*** DATA SHOWN ***
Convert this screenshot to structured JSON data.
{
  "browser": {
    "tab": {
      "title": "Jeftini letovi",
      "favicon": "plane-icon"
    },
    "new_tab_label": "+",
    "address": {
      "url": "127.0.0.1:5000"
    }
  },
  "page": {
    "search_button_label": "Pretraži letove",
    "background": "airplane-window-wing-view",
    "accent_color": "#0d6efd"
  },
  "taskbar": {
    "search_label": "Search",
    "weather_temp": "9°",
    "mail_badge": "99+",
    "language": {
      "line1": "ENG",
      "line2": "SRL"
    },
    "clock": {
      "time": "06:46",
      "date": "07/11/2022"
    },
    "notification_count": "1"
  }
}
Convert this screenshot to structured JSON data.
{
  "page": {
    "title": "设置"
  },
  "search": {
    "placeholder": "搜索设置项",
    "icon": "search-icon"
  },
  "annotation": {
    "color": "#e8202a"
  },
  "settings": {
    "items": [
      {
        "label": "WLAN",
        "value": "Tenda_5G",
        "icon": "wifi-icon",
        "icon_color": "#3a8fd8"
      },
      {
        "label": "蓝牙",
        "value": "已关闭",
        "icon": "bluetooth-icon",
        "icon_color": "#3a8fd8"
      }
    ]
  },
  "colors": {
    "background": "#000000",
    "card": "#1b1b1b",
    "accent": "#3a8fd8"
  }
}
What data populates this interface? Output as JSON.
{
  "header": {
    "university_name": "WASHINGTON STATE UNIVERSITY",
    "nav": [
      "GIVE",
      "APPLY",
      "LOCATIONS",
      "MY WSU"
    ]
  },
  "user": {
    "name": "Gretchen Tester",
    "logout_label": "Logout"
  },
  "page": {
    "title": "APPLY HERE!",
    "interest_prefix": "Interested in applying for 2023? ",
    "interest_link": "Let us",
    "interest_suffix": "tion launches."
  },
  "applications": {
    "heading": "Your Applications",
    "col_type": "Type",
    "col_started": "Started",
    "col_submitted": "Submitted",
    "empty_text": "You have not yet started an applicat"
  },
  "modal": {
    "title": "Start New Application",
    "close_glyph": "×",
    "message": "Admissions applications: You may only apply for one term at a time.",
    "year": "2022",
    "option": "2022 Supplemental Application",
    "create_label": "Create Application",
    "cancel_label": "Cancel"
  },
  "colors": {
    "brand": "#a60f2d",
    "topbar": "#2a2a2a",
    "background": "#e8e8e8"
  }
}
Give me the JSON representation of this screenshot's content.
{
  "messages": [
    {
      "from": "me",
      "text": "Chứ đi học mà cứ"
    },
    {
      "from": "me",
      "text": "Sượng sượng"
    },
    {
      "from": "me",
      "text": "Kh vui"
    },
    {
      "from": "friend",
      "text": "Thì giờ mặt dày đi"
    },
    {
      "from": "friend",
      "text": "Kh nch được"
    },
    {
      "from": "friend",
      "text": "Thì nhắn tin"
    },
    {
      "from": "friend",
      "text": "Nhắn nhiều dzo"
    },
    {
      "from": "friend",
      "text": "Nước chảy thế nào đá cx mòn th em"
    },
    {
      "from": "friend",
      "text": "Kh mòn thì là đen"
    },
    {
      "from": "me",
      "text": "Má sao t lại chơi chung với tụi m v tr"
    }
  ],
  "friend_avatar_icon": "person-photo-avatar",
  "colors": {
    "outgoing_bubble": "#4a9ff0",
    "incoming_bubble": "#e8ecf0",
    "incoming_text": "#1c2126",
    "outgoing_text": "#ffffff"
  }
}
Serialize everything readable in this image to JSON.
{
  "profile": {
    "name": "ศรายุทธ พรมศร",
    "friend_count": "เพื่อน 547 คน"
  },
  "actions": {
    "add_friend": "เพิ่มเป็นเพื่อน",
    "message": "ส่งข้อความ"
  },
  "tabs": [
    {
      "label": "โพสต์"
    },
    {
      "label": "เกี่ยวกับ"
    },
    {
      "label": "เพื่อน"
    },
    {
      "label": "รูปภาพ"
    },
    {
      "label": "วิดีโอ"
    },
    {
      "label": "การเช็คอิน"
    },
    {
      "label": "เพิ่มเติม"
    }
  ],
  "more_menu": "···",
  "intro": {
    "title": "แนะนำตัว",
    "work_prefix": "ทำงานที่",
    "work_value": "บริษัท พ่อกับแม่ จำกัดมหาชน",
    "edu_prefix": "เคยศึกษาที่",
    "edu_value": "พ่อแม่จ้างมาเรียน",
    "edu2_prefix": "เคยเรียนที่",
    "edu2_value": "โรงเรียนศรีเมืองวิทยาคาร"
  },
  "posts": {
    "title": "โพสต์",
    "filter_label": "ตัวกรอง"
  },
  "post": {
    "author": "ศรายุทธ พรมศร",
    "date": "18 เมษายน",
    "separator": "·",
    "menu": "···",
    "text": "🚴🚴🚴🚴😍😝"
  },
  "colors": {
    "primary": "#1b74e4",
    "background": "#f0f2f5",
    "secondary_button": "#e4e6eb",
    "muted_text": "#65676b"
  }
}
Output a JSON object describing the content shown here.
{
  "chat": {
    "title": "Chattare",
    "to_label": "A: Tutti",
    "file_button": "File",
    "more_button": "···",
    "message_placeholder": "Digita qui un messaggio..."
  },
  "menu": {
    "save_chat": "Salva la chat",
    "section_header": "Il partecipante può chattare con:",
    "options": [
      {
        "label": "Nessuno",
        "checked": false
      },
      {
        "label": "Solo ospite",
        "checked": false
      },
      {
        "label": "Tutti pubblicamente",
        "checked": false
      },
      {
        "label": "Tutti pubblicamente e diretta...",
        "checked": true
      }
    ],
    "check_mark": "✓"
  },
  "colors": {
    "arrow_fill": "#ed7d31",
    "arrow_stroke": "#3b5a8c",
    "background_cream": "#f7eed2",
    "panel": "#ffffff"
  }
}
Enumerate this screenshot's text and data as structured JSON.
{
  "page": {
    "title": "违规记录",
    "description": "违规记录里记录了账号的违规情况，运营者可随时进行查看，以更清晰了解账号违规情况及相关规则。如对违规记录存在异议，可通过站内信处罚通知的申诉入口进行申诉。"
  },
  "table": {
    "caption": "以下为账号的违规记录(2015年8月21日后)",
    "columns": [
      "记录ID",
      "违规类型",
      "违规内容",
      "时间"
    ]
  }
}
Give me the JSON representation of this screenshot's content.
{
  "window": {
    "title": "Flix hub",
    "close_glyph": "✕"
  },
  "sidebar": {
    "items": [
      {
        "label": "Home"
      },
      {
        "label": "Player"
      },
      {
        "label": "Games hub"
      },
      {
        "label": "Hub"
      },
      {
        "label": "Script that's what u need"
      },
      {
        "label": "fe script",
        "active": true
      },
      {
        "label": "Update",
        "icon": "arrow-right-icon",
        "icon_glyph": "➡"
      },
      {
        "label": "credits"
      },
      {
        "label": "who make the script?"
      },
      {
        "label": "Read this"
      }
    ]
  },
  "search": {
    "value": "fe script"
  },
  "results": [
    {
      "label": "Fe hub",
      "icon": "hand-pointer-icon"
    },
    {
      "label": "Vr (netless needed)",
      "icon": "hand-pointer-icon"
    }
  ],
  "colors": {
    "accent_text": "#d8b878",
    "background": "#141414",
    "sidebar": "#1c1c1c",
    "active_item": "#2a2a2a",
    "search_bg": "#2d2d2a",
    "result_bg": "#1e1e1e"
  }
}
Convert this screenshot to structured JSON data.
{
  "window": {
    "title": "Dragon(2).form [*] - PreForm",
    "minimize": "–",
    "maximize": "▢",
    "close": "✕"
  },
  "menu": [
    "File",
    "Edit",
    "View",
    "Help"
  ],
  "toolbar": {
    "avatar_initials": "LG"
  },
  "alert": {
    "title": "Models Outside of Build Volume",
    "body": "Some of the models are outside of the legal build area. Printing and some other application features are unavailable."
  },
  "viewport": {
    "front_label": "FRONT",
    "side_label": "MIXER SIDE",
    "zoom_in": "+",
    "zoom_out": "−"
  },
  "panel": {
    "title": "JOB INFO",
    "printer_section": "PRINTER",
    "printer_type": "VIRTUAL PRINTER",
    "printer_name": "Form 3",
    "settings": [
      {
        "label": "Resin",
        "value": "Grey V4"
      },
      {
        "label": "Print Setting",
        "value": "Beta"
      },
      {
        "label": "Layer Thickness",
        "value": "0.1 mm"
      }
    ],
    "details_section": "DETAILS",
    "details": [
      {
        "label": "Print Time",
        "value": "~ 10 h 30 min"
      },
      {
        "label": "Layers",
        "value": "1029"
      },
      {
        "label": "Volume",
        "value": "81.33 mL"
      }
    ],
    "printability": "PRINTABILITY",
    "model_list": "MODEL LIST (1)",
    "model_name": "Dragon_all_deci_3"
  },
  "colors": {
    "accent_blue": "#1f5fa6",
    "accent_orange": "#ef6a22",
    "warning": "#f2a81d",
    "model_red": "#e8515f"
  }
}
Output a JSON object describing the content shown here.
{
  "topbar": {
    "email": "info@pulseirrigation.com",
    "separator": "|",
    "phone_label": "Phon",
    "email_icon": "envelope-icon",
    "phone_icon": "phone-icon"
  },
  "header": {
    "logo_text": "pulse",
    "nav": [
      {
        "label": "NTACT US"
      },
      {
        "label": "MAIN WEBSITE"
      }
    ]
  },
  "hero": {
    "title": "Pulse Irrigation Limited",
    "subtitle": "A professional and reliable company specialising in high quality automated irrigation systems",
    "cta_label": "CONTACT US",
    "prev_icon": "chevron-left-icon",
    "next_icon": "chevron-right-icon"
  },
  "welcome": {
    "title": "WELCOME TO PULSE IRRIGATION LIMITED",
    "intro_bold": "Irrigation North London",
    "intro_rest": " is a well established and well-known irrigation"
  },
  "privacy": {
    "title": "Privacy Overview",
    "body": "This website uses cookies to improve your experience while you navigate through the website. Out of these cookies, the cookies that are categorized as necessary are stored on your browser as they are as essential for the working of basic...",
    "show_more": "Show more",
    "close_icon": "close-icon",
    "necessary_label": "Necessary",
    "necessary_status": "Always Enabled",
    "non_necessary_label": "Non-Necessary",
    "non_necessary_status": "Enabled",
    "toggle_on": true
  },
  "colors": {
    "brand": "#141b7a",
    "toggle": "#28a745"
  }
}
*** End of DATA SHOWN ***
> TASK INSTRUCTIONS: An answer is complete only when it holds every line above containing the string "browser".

> RESPONSE TO THIS EXERCISE:
  "browser": {
    "body": "This website uses cookies to improve your experience while you navigate through the website. Out of these cookies, the cookies that are categorized as necessary are stored on your browser as they are as essential for the working of basic...",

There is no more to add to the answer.